We used to call it the 7500 feet cardiac stress test, Shortness of breath, chest pain, in anyone over the age of 40 means coronary artery disease until proven otherwise. So is it Altitude Sickness or Heart Disease, for the sake of this discussion, we'll focus on altitude sickness.
So... what just happened? well simply you went from 1,000 feet to around 12,200 feet in less than a day. OMG... Other contributing factors can include, alcohol consumption even in small quantities, lack of sleep, dehydration, (Remember there are less water molecules in the air too, even though it's cool outside, the air at altitude is very dry..) physical fitness etc.. and maybe you're just susceptible.
So lets do it differently, Land in Denver, get a room.. (might be nice anyway ?) NO ALCOHOL>>> get a good nights rest, drink lots of fluid, eat a healthy breakfast and then.. head on up.. take some time in town, buy a T shirt (lots of selection there ?). Head on up to Bear Lake, get a short walk in around the lake.. Get another good nights sleep,
THEN>>> go on up to AVC.. If at any time you feel short of breath, nauseous, head achy, go down and spend more time in EP..
A good rule of thumb is always.. Climb High, Sleep Low... that's even for the experts, there are many stories of young healthy climbers being overcome with the acute forms..
I Look forward to not hearing from you in the Emergency Department.. see you on the trails

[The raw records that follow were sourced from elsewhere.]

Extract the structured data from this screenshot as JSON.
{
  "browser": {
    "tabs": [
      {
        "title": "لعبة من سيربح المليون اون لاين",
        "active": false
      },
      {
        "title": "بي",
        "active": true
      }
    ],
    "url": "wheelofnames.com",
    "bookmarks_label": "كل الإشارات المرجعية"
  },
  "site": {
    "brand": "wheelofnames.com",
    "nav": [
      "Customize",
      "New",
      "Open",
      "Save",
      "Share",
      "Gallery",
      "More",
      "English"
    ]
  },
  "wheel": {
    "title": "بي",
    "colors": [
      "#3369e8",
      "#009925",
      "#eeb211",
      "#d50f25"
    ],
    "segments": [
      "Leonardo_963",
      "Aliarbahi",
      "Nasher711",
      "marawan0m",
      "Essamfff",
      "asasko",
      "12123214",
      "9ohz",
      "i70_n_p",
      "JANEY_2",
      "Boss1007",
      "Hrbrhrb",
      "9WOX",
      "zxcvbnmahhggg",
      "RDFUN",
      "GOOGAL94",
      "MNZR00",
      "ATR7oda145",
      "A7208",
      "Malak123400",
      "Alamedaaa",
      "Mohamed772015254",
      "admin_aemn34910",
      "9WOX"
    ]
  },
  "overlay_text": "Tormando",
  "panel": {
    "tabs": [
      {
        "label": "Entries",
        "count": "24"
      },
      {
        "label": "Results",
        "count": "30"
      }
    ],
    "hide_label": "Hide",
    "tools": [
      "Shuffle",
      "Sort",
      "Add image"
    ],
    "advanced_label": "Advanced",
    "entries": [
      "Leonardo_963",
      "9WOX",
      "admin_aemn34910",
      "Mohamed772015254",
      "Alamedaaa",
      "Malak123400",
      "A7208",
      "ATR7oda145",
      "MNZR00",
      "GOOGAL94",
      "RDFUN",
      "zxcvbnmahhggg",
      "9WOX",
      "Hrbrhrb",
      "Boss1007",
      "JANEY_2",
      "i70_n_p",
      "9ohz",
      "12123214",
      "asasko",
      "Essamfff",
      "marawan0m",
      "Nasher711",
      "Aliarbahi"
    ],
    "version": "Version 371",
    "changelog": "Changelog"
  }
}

(original forums topic
**(Photo by Roger Wollstadt Attribution-ShareAlike 2.0 Generic (CC BY-SA 2.0)